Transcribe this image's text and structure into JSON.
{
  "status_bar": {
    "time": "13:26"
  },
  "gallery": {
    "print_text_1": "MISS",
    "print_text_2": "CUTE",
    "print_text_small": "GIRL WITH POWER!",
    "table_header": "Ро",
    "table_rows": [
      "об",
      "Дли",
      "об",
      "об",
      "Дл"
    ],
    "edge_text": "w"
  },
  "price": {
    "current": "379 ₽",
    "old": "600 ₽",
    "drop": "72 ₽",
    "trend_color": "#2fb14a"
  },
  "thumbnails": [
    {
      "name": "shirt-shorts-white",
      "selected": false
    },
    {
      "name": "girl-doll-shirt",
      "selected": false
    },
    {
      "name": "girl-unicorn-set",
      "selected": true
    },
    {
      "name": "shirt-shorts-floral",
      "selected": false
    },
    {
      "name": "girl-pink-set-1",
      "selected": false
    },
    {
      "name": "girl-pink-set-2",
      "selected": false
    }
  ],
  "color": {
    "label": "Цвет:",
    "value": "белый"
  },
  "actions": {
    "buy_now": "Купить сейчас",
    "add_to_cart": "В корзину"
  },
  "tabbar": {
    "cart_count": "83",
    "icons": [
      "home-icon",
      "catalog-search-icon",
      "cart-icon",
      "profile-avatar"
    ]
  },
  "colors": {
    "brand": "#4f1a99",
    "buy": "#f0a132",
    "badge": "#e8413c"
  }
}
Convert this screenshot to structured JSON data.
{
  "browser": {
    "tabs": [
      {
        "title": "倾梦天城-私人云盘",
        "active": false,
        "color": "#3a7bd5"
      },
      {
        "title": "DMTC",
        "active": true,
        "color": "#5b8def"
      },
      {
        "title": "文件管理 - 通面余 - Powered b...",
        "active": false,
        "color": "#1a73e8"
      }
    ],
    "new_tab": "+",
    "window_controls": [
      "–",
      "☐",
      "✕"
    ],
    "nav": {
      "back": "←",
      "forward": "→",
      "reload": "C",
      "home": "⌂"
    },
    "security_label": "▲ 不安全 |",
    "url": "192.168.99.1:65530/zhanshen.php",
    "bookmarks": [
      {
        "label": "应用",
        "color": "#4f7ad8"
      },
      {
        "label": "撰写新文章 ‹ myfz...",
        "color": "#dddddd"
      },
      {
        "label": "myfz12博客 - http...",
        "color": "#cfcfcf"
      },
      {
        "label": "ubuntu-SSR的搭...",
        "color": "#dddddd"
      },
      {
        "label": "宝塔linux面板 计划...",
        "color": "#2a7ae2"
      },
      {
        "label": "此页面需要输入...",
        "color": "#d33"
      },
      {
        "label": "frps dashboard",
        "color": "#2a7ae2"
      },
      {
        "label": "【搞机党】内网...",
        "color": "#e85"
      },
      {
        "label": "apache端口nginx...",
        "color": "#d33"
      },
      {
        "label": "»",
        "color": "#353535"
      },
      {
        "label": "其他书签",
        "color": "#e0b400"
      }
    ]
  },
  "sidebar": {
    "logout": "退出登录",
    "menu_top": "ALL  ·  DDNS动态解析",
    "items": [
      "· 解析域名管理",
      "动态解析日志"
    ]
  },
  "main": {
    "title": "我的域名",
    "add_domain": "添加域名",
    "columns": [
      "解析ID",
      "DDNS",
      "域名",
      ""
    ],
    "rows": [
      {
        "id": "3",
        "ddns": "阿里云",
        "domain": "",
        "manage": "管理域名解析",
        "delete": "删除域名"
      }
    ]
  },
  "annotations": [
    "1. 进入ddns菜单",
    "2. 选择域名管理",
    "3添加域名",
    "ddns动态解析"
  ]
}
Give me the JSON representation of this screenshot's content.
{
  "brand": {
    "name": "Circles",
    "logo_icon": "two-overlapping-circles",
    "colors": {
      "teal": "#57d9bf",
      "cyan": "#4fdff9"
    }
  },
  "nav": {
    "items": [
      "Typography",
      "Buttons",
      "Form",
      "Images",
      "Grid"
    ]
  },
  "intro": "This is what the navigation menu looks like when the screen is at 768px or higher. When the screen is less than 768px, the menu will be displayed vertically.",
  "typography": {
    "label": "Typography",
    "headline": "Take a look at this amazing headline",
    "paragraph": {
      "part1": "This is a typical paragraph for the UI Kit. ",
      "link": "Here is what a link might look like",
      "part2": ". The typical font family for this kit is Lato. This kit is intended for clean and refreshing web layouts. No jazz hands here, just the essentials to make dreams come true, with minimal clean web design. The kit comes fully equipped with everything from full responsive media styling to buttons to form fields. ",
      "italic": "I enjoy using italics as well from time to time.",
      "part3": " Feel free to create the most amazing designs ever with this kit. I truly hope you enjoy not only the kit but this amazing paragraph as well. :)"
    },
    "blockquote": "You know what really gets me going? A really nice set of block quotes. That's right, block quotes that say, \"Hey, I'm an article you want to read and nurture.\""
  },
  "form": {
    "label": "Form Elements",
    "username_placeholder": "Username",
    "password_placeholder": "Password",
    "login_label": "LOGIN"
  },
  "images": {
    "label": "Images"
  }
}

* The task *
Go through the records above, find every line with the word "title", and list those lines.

* Answer to the problem *
        "title": "倾梦天城-私人云盘",
        "title": "DMTC",
        "title": "文件管理 - 通面余 - Powered b...",
    "title": "我的域名",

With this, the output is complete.